So we found this book at Casa Mimosa called The Fine Art Of Small Talk. Really depressing, even for someone like myself who is nearly incapable of small talk and should need all the pointers he can get his hands on.
Checking out the Amazon blurb makes this book sound like essential reading for me: "Do you spend an abnormal amount of time hiding out in the bathroom or hanging out at the buffet table at social gatherings?" Replace "bathroom" with "kitchen" and "buffet table" with "beer/wine station" and then well my answer is yes, yes I do.
But the solutions offered within were a bit, eh, I don't know, superficial? Which is maybe what small talk is and why I can't do it. But there were helpful hints like "Really try to be genuinely interested in what the other person is saying," or, if you are trying to gently change the subject, try something assholey and narcissistic like "That reminds me of something that happened to me the other day", etc etc etc.
One of the sections in the book had to do with "How to Talk to an Acquaintance You Haven't Seen in a While": in other words, someone you're not exactly friends with, but you've seen them and conversed with them enough times to know a little bit about their life...but, you know...you haven't seen them in a while.
The Captain and I read through this section with great mirth. There were lots of Don'ts. "Don't ask them how their romantic partner is doing," because there's a chance that things haven't worked out and this will lead to an uncomfortable moment. Don't ask them about how their specific job/business is doing, because well in this economic climate there's a good chance they've been fired or are bankrupt. Don't ask about their parents because they're probably dead. Etc.
So we read this, and laughed, because yes, The Captain is also shitty at small talk, but come on: we're adults, do we really need a 200-page book on how to talk to people?
The next night we were discussing where to go to dinner. I'd found this place that the Captain coincidentally used to go to quite a bit back in the day but she hadn't been there in quite a while, like at least five years or something (this is called foreshadowing), she was interested in seeing how it looked these days, it had been renovated recently, etc.
We go in, sit down, the owner comes over in the direction of our table and slows down a bit with a puzzled smile on her face, and says to the Captain, "Don't I know you?" The Captain of course says "Yes, I used to come here all the time," etc.

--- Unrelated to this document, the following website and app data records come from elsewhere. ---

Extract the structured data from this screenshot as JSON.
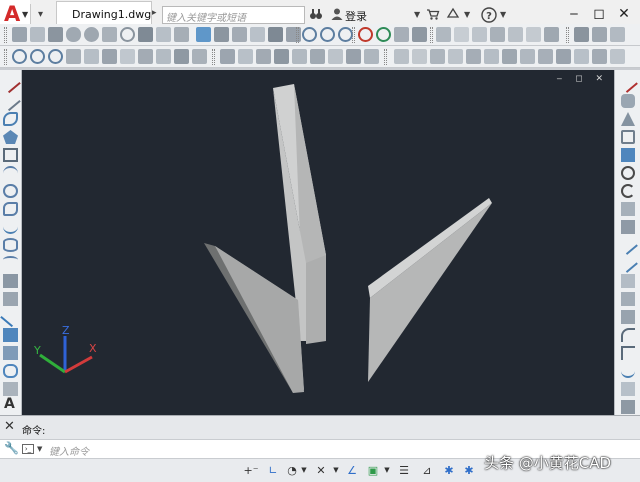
{
  "app": {
    "logo_letter": "A",
    "document_tab": "Drawing1.dwg",
    "search_placeholder": "键入关键字或短语",
    "login_label": "登录"
  },
  "viewport": {
    "background": "#222831",
    "ucs": {
      "x_label": "X",
      "y_label": "Y",
      "z_label": "Z"
    },
    "controls": "‒ ◻ ✕"
  },
  "command": {
    "history_label": "命令:",
    "input_placeholder": "键入命令"
  },
  "watermark": "头条 @小黄花CAD",
  "icons": {
    "close": "close-icon",
    "wrench": "wrench-icon",
    "binoculars": "binoculars-icon",
    "user": "user-icon",
    "cart": "cart-icon",
    "help": "help-icon"
  }
}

At which point the dialogue example straight out of The Fine Art Of Small Talk begins happening. But it's the "Don't" example:
Captain: "Wow, great to see you. Hey, how's your husband?" Owner: "Well, he left me four years ago." Captain: "Oh man, that sucks. Well it looks like the place is still running great, business is going good, right?" Owner: "Well actually, no, business isn't very good, the renovations cost a ton of money..." Captain: "Ehhhhm.....is your mom still working in the kitchen?" Owner: "Yes, but she can't see very well and is constantly burning herself or cutting off her fingers and toes, etc etc etc"
OK I made up the last answer but the rest is all totally true. And although the actual conversation happened in very fast Spanish, I knew exactly what was being said because I'd read this exact conversation in the "Don't" section of the small talk book the night before. It was AWESOME.
OK, there's more about that, but....the food, you ask. Above: jamón and queso manchego. Below: another serranito, this one was a little too big and dry, a problem rectified via allioli and olive oil. That plate in the background is something mysterious that was one of the best things I ate that night, called maybe a purpeta? Kind of a pork meatball in gravy on fries.
Anyway, this post will be finished sometime soon. Below: tortilla de patatas, more eggplant with cane syrup (just offscreen), and a flamenquín, which I'll explain eventually along with the rest of everything else.
This is an often-NSFW, mostly gluten-free kitchen notebook that also occasionally threatens to turn into something else and fails, thus remaining its same old cryptic and superficial self. These posts begin to fail to explain (start at the bottom).